It’s a no-frills kind of place, with a bare, concrete floor and several chairs scattered about for seating. A drill press sits in one corner of the room, and next to it is a table with several wire chicken planters, which McDonald and his brother-in-law have been building. Two sawhorses have been set up in a different corner, where they work on the planters. There’s also a desk, mostly to store his paperwork.
There’s little decor, but several deer antlers hang on the walls, some from animals shot by his friends, others found hunting.
“It’s not meant to be pretty, by no means,” he says of the space. “I guess, neither am I,” he jokes.
There are some comforts, including a small TV. (“Mainly to check the weather for work,” says McDonald, who, along with his brother, Jeff McDonald, own Quality Construction.) A wood stove gets lots of use during the winter. And there are always drinks in the refrigerator.
“I spend more waking hours here than in the house,” McDonald says. “My wife sometimes wants to know if I need to bring a pillow and a blanket.”
He starts his day here, having breakfast with a few folks before going off to work. He and his brother, along with others, return at lunchtime, toting food from Casey’s, Hardee’s or whatever one of the their wives has cooked that day.
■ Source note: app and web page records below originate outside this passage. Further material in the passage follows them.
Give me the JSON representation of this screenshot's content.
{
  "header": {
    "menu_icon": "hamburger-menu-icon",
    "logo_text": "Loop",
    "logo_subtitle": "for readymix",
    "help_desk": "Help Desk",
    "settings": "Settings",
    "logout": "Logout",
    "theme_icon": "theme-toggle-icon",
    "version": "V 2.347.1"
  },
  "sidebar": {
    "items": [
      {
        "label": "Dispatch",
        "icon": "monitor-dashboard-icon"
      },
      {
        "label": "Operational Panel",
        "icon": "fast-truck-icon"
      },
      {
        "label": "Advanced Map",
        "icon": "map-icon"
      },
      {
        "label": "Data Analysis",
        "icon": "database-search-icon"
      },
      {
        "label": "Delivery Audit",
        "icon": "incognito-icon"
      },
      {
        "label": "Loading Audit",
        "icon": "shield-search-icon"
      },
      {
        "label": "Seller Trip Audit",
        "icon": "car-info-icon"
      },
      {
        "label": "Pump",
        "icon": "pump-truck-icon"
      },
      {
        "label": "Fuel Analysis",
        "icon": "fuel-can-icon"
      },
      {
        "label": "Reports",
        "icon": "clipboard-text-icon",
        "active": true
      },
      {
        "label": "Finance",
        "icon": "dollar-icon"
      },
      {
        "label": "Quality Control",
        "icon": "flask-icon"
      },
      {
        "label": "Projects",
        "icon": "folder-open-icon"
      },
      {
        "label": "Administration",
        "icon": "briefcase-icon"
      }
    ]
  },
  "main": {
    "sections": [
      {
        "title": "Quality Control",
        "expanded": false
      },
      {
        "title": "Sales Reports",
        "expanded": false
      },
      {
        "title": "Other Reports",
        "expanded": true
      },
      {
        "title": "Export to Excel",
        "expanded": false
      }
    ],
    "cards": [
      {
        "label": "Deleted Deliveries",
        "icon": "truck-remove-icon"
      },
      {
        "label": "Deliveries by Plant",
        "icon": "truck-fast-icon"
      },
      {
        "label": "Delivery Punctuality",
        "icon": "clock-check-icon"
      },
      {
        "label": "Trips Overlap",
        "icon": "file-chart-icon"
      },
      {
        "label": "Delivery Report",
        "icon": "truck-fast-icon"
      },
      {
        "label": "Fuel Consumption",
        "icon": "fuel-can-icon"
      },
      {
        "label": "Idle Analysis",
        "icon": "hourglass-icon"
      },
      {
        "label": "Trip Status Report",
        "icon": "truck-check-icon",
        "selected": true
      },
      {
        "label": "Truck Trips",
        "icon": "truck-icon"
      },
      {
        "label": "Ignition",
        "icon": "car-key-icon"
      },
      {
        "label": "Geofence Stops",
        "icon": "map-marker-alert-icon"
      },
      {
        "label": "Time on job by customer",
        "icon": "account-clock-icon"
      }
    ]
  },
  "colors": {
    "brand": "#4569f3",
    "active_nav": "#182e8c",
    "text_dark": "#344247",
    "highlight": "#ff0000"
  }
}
Dinner is spent in the house, McDonald says.
As the weather gets colder, there’s a shift in people’s activities when they stop in.
“In the wintertime, the garage gets used more for people playing darts, cards,” he says.
During deer hunting season, a group meets here before heading out to hunt.
“I like the company more than anything else,” McDonald says of the garage. “I like that people feel that they’re welcomed here.”